Credit Unions Increase Liquidity through Borrowing

June 2006 data shows credit union borrowings at an all time high. Credit unions are meeting increased loan demand by tapping into longer term maturity vehicles to meet liquidity needs.


Credit union lending has increased at a significant rate since the refinance boom began in 2003. This increase in lending, coupled with a sluggish share growth rate, has led to the highest loan-to-share ratio in 10 years, at 80.49%. Credit unions are now looking for other sources of liquidity to satisfy their lending needs and have turned to borrowings. At an all time high, credit union borrowings reached $19.4 billion as of June 2006, which translates to 2.73% of total assets.

Borrowing Type Distribution

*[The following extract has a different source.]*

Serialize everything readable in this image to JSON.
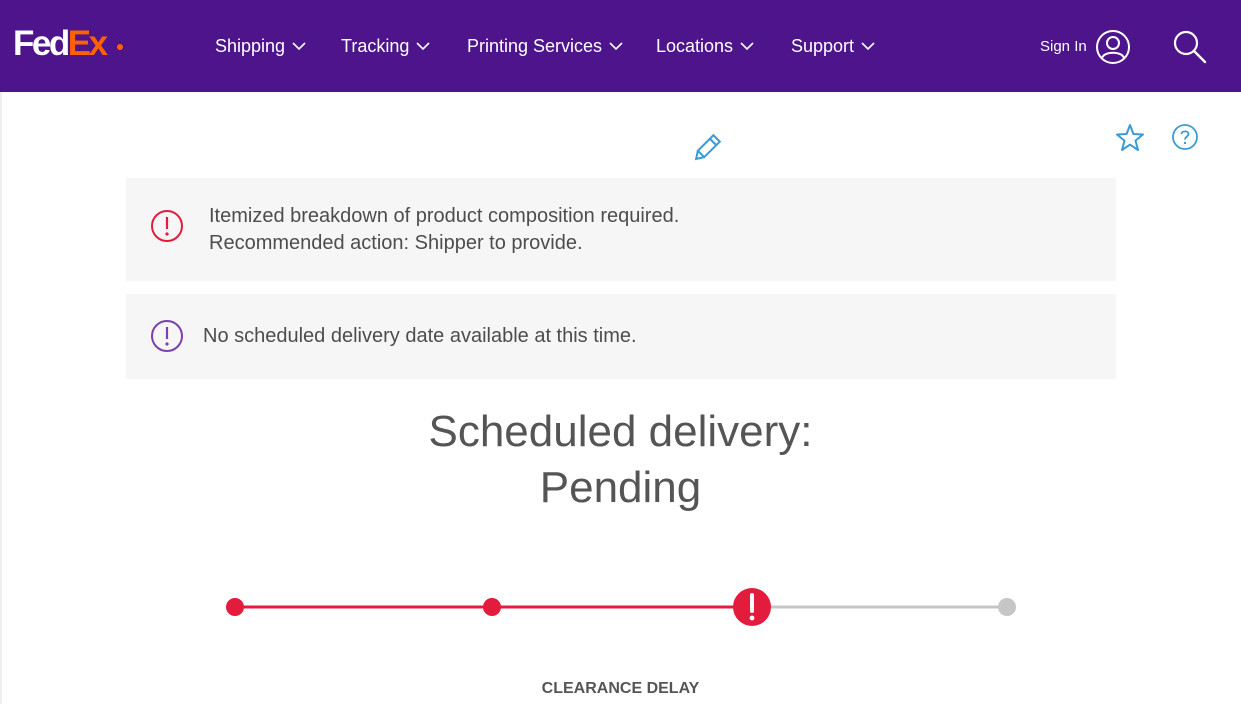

The majority of borrowings are in other notes and interest payable. As of June 2006, 55% of the industry’s borrowing composition came from this category, a jump of 10 percentage points from one year ago. This jump led to a decreasing use of lines of credit. While it is not possible to determine the sources of borrowings from the 5300 Call Report data, corporate credit unions report lending $5.9 billion to credit unions as of June, or 30.4% of credit union borrowings. In addition, 961 credit unions report being a member of a FHLB.

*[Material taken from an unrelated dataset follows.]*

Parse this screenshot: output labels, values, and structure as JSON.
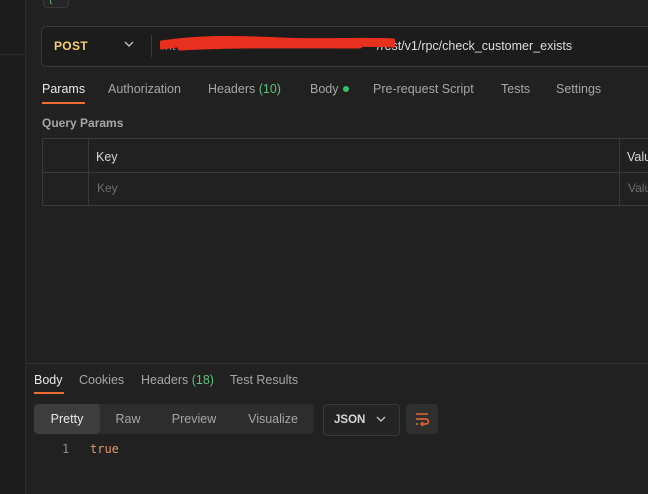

Slightly Longer Maturities

During the past 12 months, credit unions have shifted slightly towards longer maturing borrowings. With the flat yield curve, it is natural to see increased use of borrowings with longer maturities. This corresponds with the greater usage of other notes, which generally carry longer terms. As the yield curve has flattened, credit unions have taken advantage of the decreased risk of borrowing long term.

To see how your credit union is performance against the latest data trends, visit schedule a complimentary demo of Callahan and Associates’ Peer-to-Peer Financial Analysis Software.

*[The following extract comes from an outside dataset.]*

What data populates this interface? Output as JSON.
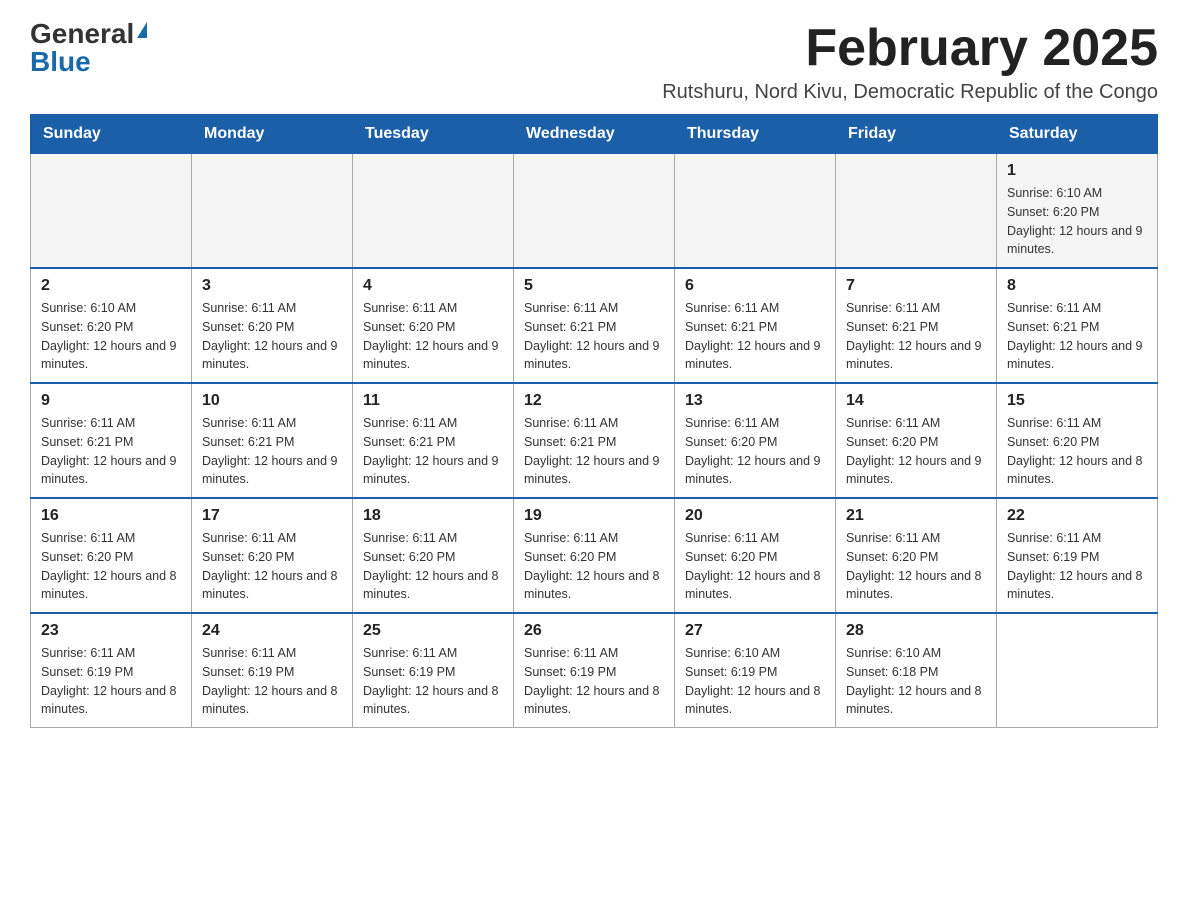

Sept. 18, 2006


  • As the real estate market begins to cool, it will be interesting to see how it affects the borrowing rates -- and whether there are other serious consequences that we'll all have to brace for.
  • The anonymity of this writer intrigues me.
  • While it is tempting to extend the duration of the liabilities during a flat yield curve environment, I believe this strategy will backfire as the Fed has ended its rate tightening cycle and the probability of the Fed's reversal increases daily as we are seeing inflation diminish and slower growth. In fact, it is the duration of ASSETS that should be extended.